Step 7: Evaluate the Strategy Training
Learners' own comments about their strategy use are part of the training itself. These self assessments provide practice with the strategies of self monitoring and self evaluating, during and after the training, own observations are useful for evaluating the success of strategy training. Possible criteria for evaluating training are task improvement, general skill improvement, maintenance of the new strategy, transfer of strategy to other relevant tasks and improvement in learner's attitude.
Step 8: Revise the Strategy Training
The evaluation phase (Step 7) will suggest possible revisions. This leads right back to Step 1, a reconsideration of the characteristics and needs of the learners in light of the cycle of strategy training that has just occurred.
How to Integrate LLSI into Language Classroom?
LLSI may be integrated by teachers into their daily language classroom. LLSI is needed to enhance listening, speaking, reading, or writing course in language learning and teaching.
There are three steps in implementing LLSI in the classroom according to Clouston (1997).
Step 1 : Study your teaching context
Step 2: Focus on LLS in your teaching
Step 3: Reflect and encourage learner reflection
Step 1: Study Your Teaching Context

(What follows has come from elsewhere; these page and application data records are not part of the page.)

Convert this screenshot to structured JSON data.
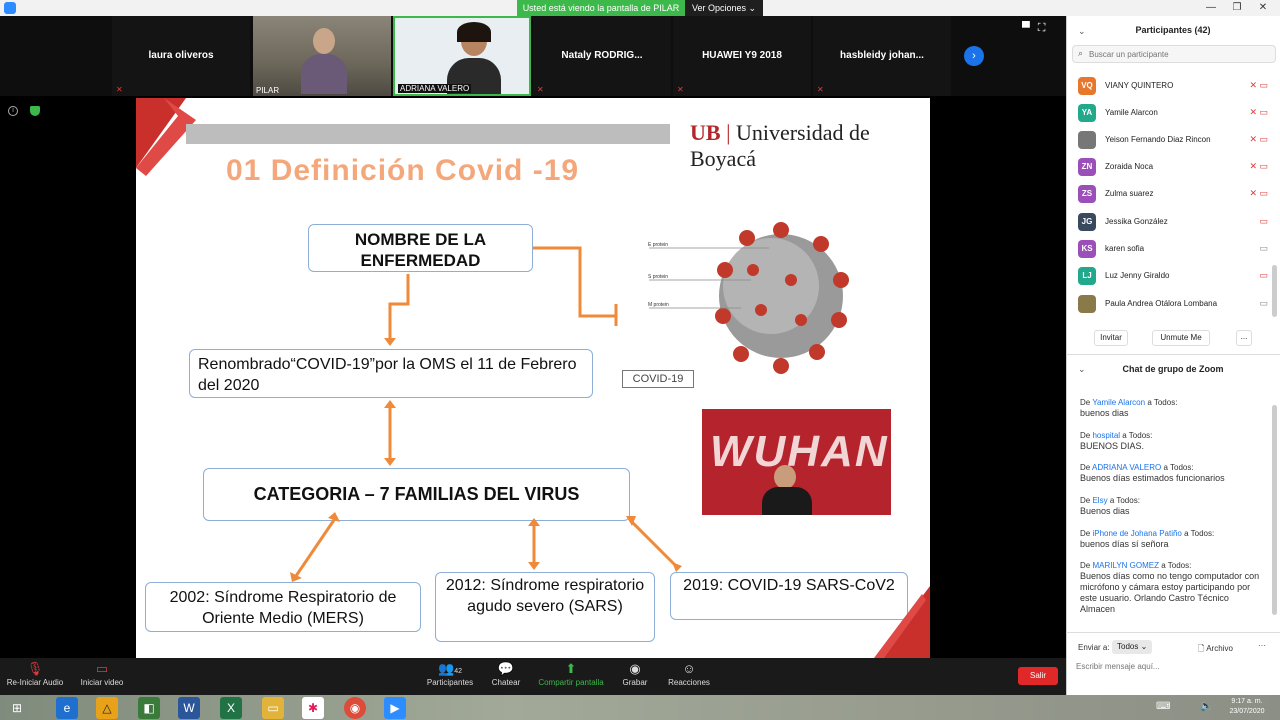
{
  "window": {
    "share_banner": "Usted está viendo la pantalla de PILAR",
    "view_options": "Ver Opciones",
    "minimize": "—",
    "restore": "❐",
    "close": "✕"
  },
  "participants_strip": [
    {
      "name": "laura oliveros",
      "video": false
    },
    {
      "name": "PILAR",
      "video": true
    },
    {
      "name": "ADRIANA VALERO",
      "video": true
    },
    {
      "name": "Nataly  RODRIG...",
      "video": false
    },
    {
      "name": "HUAWEI Y9 2018",
      "video": false
    },
    {
      "name": "hasbleidy  johan...",
      "video": false
    }
  ],
  "slide": {
    "university": "Universidad de Boyacá",
    "logo_mark": "UB",
    "title": "01 Definición Covid -19",
    "box_name": "NOMBRE DE LA ENFERMEDAD",
    "box_renamed": "Renombrado“COVID-19”por la OMS el 11 de Febrero del 2020",
    "box_category": "CATEGORIA – 7 FAMILIAS DEL VIRUS",
    "box_mers": "2002: Síndrome Respiratorio de Oriente Medio (MERS)",
    "box_sars": "2012: Síndrome respiratorio agudo severo (SARS)",
    "box_covid": "2019: COVID-19 SARS-CoV2",
    "virus_labels": [
      "E protein",
      "S protein",
      "M protein"
    ],
    "covid_tag": "COVID-19",
    "wuhan_text": "WUHAN"
  },
  "toolbar": {
    "audio": "Re-Iniciar Audio",
    "video": "Iniciar video",
    "participants": "Participantes",
    "participants_count": "42",
    "chat": "Chatear",
    "share": "Compartir pantalla",
    "record": "Grabar",
    "reactions": "Reacciones",
    "leave": "Salir"
  },
  "panel": {
    "title": "Participantes (42)",
    "search_placeholder": "Buscar un participante",
    "participants": [
      {
        "initials": "VQ",
        "name": "VIANY QUINTERO",
        "color": "#e8772e"
      },
      {
        "initials": "YA",
        "name": "Yamile Alarcon",
        "color": "#22a88a"
      },
      {
        "initials": "",
        "name": "Yeison Fernando Diaz Rincon",
        "color": "#777777"
      },
      {
        "initials": "ZN",
        "name": "Zoraida Noca",
        "color": "#9b4fb8"
      },
      {
        "initials": "ZS",
        "name": "Zulma suarez",
        "color": "#9b4fb8"
      },
      {
        "initials": "JG",
        "name": "Jessika González",
        "color": "#3a4a5e"
      },
      {
        "initials": "KS",
        "name": "karen sofia",
        "color": "#9b4fb8"
      },
      {
        "initials": "LJ",
        "name": "Luz Jenny Giraldo",
        "color": "#22a88a"
      },
      {
        "initials": "",
        "name": "Paula Andrea Otálora Lombana",
        "color": "#8a7a4a"
      }
    ],
    "invite": "Invitar",
    "unmute": "Unmute Me",
    "more": "...",
    "chat_title": "Chat de grupo de Zoom",
    "chat": [
      {
        "from": "Yamile Alarcon",
        "msg": "buenos dias"
      },
      {
        "from": "hospital",
        "msg": "BUENOS DIAS."
      },
      {
        "from": "ADRIANA VALERO",
        "msg": "Buenos días estimados funcionarios"
      },
      {
        "from": "Elsy",
        "msg": "Buenos dias"
      },
      {
        "from": "iPhone de Johana Patiño",
        "msg": "buenos días sí señora"
      },
      {
        "from": "MARILYN GOMEZ",
        "msg": "Buenos días como no tengo computador con micrófono y cámara estoy participando por este usuario. Orlando Castro Técnico Almacen"
      }
    ],
    "chat_prefix": "De",
    "chat_to": "a Todos:",
    "send_to_label": "Enviar a:",
    "send_to_value": "Todos",
    "file_label": "Archivo",
    "message_placeholder": "Escribir mensaje aquí..."
  },
  "taskbar": {
    "time": "9:17 a. m.",
    "date": "23/07/2020"
  }
}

By observing students' behaviour in class, teachers will be able to see what LLS they are using. Talking to students informally before or after class, or more formally interviewing select students about these topics can also provide a lot of information about one's students, their goals, motivations, and LLS, and their understanding of the particular course being taught. Teachers should study their own teaching methods and overall classroom style. One way to do so is to look at their lesson plans and identify if they have incorporated various ways that students can learn the language (Cloustan 1997).

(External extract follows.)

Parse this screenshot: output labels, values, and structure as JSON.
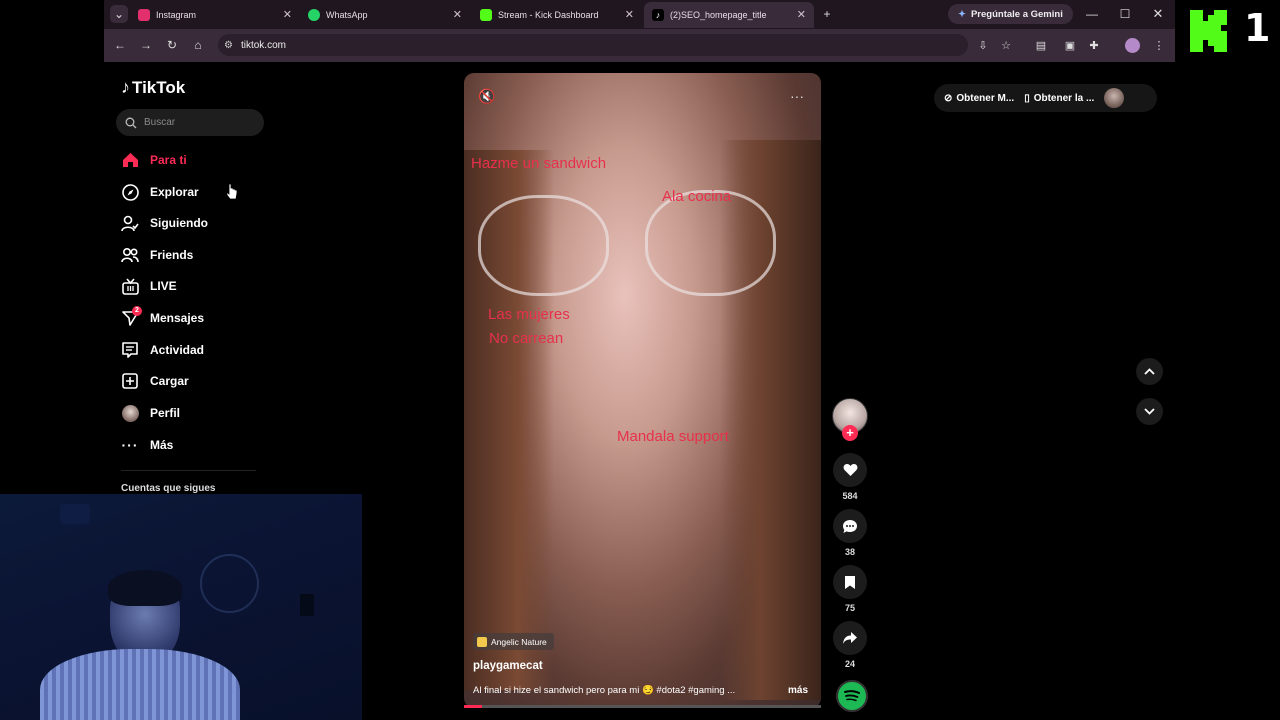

Step 2: Focus on LLS in Your Teaching
Focus on specific LLS in your regular teaching that are relevant to your learners, your materials, and your own teaching style. LLS may be used in learning to write or in writing, and filling in the gaps with other LLS for writing that are neglected in the text but would be especially relevant for your learners. Provide students with opportunities to use and develop their LLS and to encourage more independent language learning both in class and in out-of-class activities for your course (Gardner and Miller 1996).
Step 3: Reflect and Encourage Learner Reflection
In implementing LLSI, purposeful teacher reflection and encouraging learner reflection form a necessary third step. On a basic level, it is useful for teachers to reflect on their own positive and negative experiences in language learning. After each class, one might reflect on the effectiveness of the lesson and the role of LLSI within it. In addition to the teacher's own reflections, it is essential to encourage learner reflection, both during and after the LLSI in the class (Cloustan 1997).
When including strategies based instruction in a second language curriculum, it is important to choose an instructional model that introduces the strategies to the students and raises awareness of their learning preferences; teaches them to identify, practice, evaluate, and transfer strategies to new learning situations; and promotes learner autonomy to enable students to continue their learning after they leave the language classroom (Cohen, 2003).
It is important that learning strategies research continue, both in these and other directions, for only through a better understanding of the learning and teaching process can more language learners achieve the level of success that currently characterizes only a small proportion of all students studying a second or foreign language around the world. Language learning strategy instruction can contribute to the development of learner mastery and autonomy and increased teacher expertise, but additional research in specific language learning contexts is essential to realizing its potential to enhance second language acquisition and instruction.